1) Three indices of global climate have been monitored in the record of the past 450,000 years in Southern Hemisphere ocean-floor sediments. 2) Over the frequency range 10(-4) to 10(-5) cycle per year, climatic variance of these records is concentrated in three discrete spectral peaks at periods of 23,000, 42,000, and approximately 100,000 years. These(More)
Spectral analyses of an uninterrupted 5.5-million-year (My)-long chronology of late Oligocene-early Miocene climate and ocean carbon chemistry from two deep-sea cores recovered in the western equatorial Atlantic reveal variance concentrated at all Milankovitch frequencies. Exceptional spectral power in climate is recorded at the 406-thousand-year (ky)(More)
Climate models with increased levels of carbon dioxide predict that global warming causes heating in the tropics, but investigations of ancient climates based on palaeodata have generally indicated cool tropical temperatures during supposed greenhouse episodes. For example, in the Late Cretaceous and Eocene epochs there is abundant geological evidence for(More)
A Geologic Time Scale (GTS2004) is presented that integrates currently available stratigraphic and geochronologic information. Key features of the new scale are outlined, how it was constructed, and how it can be improved Since Geologic Time Scale 1989 by Harland and his team, many developments have taken place: (1) Stratigraphic standardization through the(More)
Centennial climate variability over the last ice age exhibits clear bipolar behavior. High-resolution analyses of marine sediment cores from the Iberian margin trace a number of associated changes simultaneously. Proxies of sea surface temperature and water mass distribution, as well as relative biomarker content, demonstrate that this typical north-south(More)

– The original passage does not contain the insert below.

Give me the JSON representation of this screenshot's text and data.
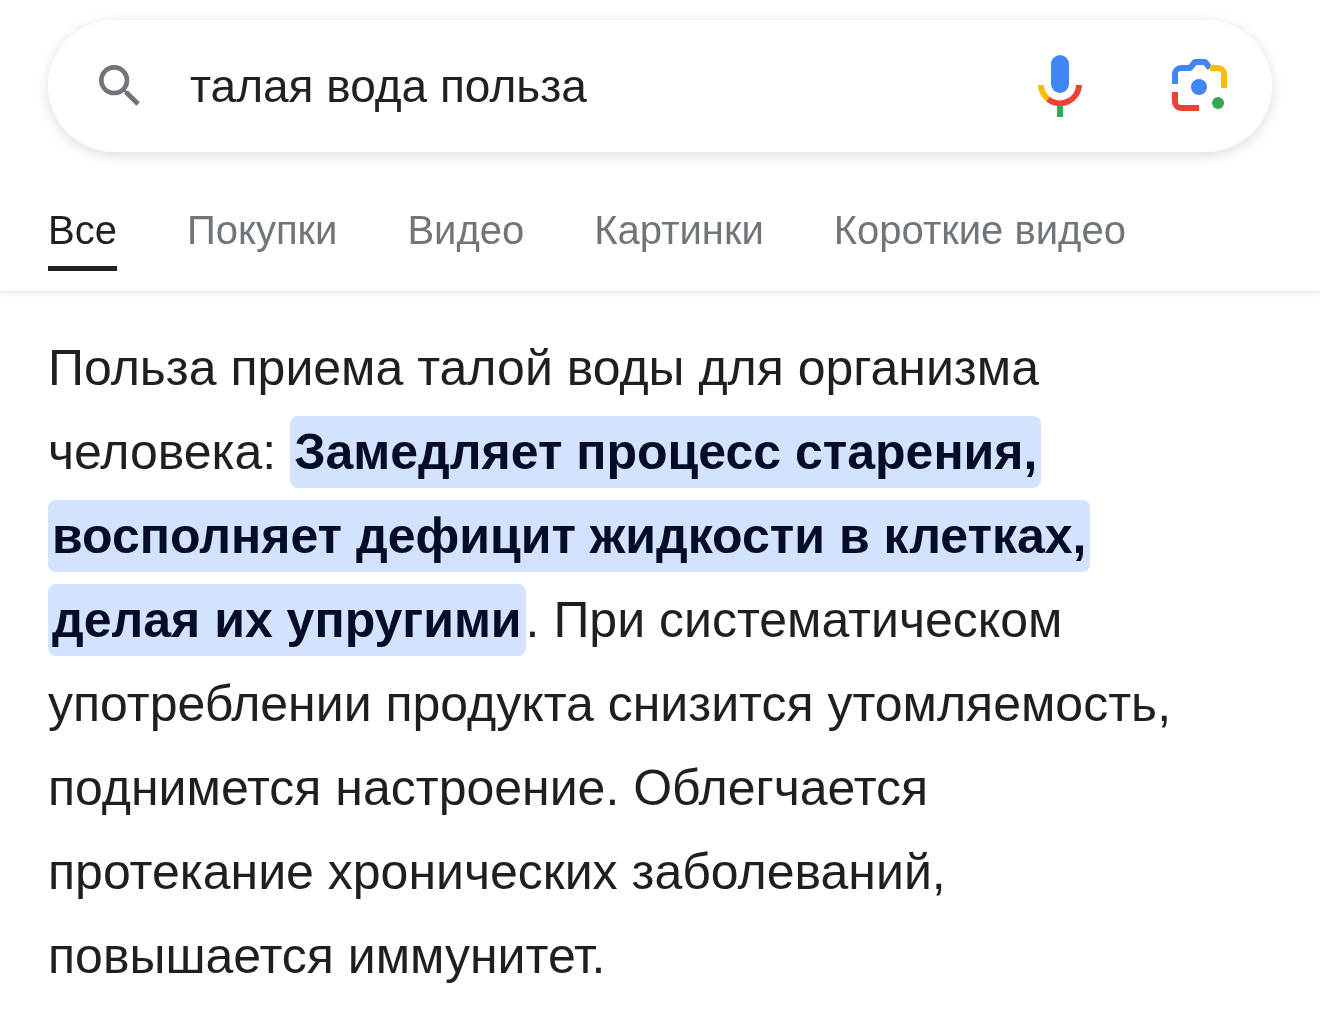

A 13-million-year continuous record of Oligocene climate from the equatorial Pacific reveals a pronounced "heartbeat" in the global carbon cycle and periodicity of glaciations. This heartbeat consists of 405,000-, 127,000-, and 96,000-year eccentricity cycles and 1.2-million-year obliquity cycles in periodically recurring glacial and carbon cycle events.(More)
The deep-sea sediment oxygen isotopic composition (␦ 18 O) record is dominated by a 100,000-year cyclicity that is universally interpreted as the main ice-age rhythm. Here, the ice volume component of this ␦ 18 O signal was extracted by using the record of ␦ 18 O in atmospheric oxygen trapped in Antarctic ice at Vostok, precisely orbitally tuned. The(More)

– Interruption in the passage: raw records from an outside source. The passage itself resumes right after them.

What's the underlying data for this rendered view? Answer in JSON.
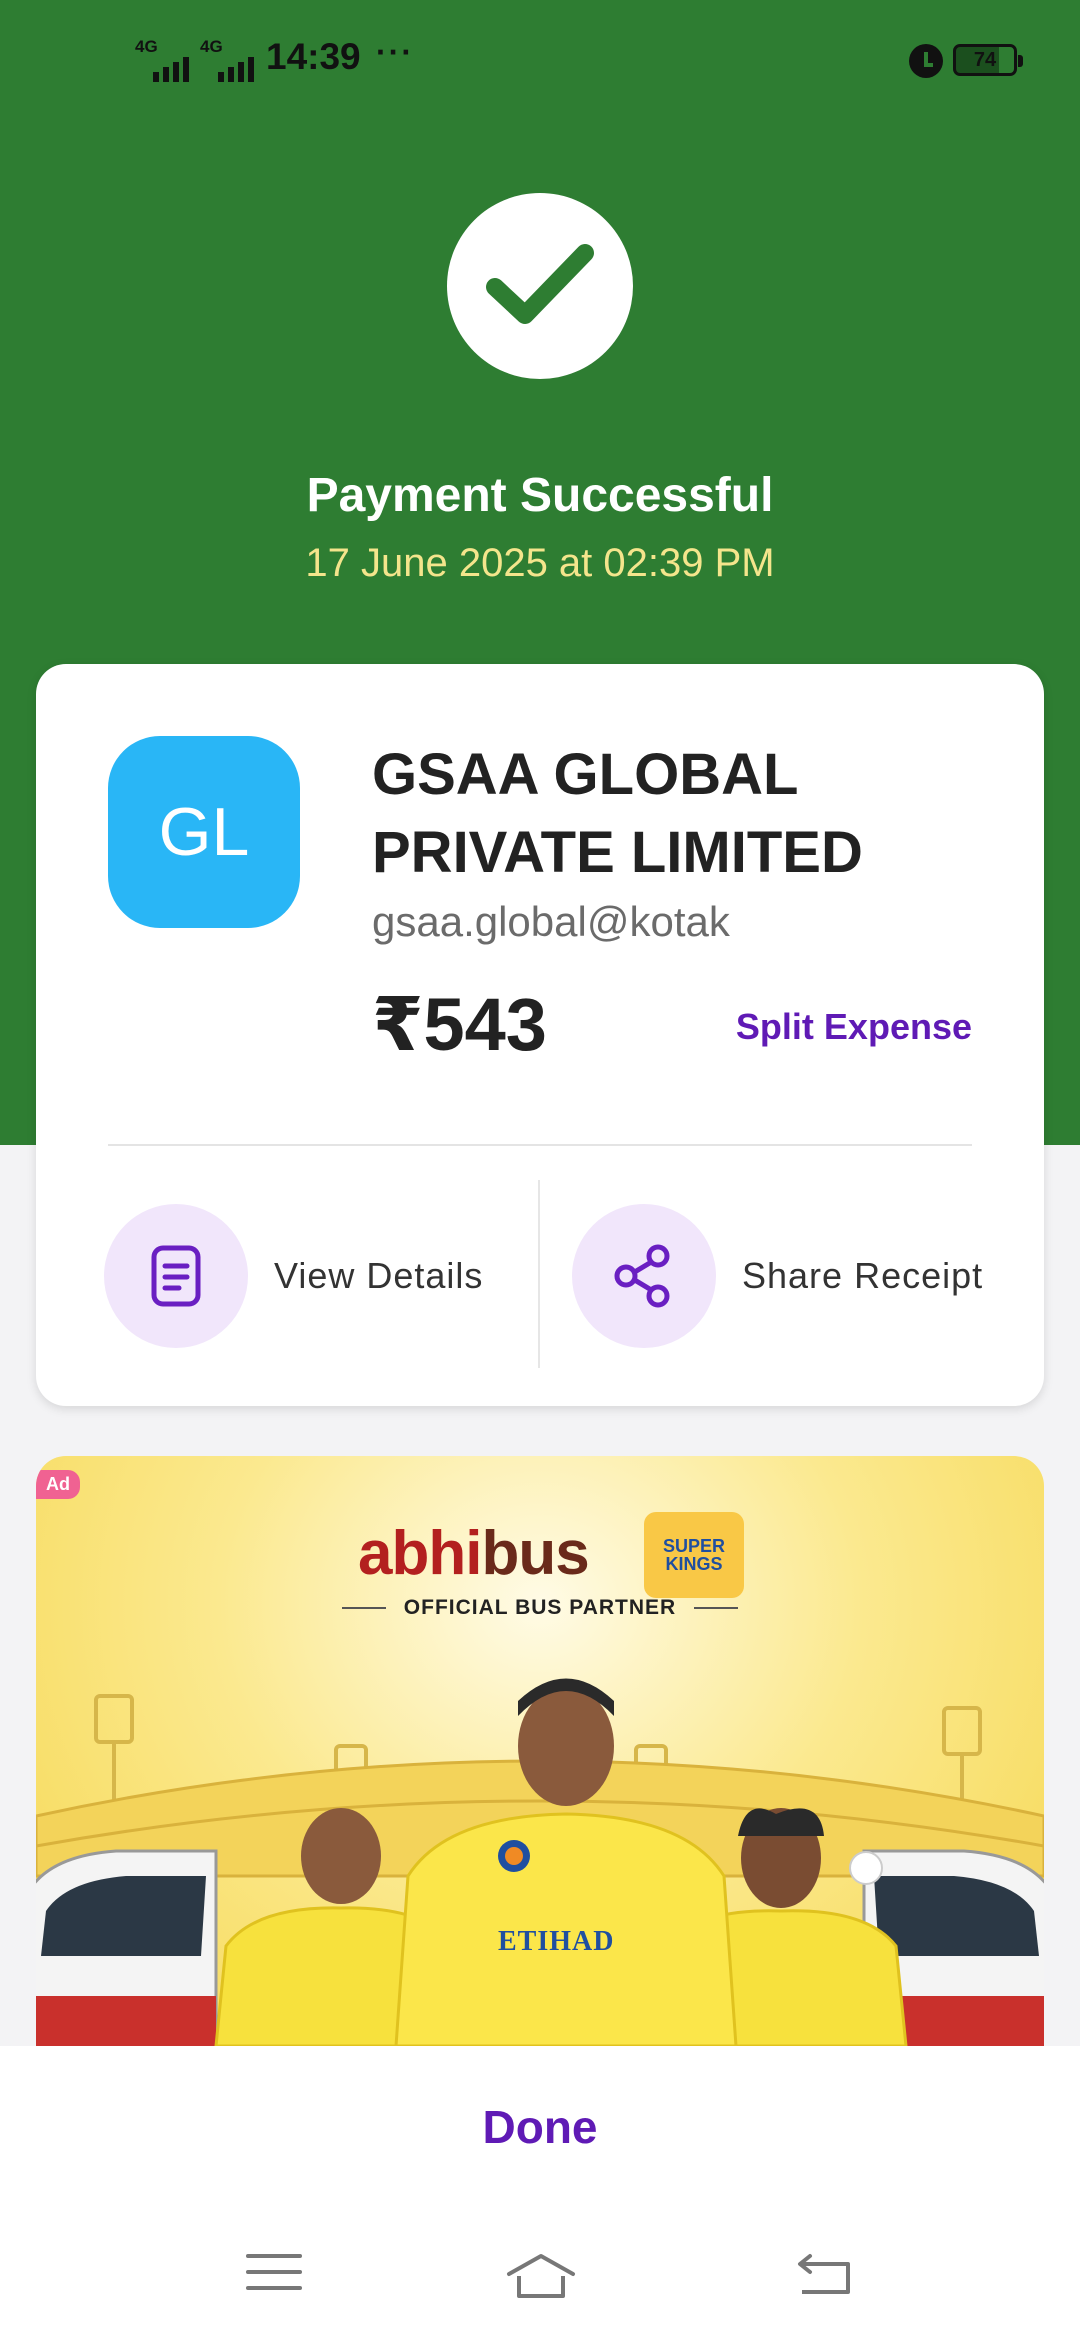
{
  "status_bar": {
    "network_1": "4G",
    "network_2": "4G",
    "time": "14:39",
    "more": "···",
    "battery": "74"
  },
  "header": {
    "title": "Payment Successful",
    "datetime": "17 June 2025 at 02:39 PM"
  },
  "payee": {
    "initials": "GL",
    "name": "GSAA GLOBAL PRIVATE LIMITED",
    "upi_id": "gsaa.global@kotak",
    "amount": "₹543",
    "split_label": "Split Expense"
  },
  "actions": {
    "view_details": "View Details",
    "share_receipt": "Share Receipt"
  },
  "ad": {
    "badge": "Ad",
    "brand_part1": "abhi",
    "brand_part2": "bus",
    "partner_logo_text": "SUPER KINGS",
    "tagline": "OFFICIAL BUS PARTNER",
    "jersey_text": "ETIHAD"
  },
  "footer": {
    "done_label": "Done"
  },
  "colors": {
    "header_green": "#2e7d32",
    "accent_purple": "#5f1ab5",
    "avatar_blue": "#29b6f6",
    "date_yellow": "#f4e58c"
  }
}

Foraminiferal oxygen isotope and pollen analyses from a deep-sea sequence off southwest Portugal show that the duration of temperate stages on land over the past 350,000 years varied considerably. The record shows forest contractions during intervals of low ice volume, coeval with declines in atmospheric methane, after which tree populations did not always(More)
Oxygen isotopic measurements in three Late Quaternary deep-sea cores from the Gulf of Mexico record a major anomaly between about 15,000 and 12,000 years ago superimposed on a more characteristic oceanic oxygen isotopic curve. This resulted from major influx of isotopically light glacial meltwater via the Mississippi River from the disintegrating Late(More)
you have obtained prior permission, you may not download an entire issue of a journal or multiple copies of articles, and you may use content in the JSTOR archive only for your personal, non-commercial use. Each copy of any part of a JSTOR transmission must contain the same copyright notice that appears on the screen or printed page of such transmission.(More)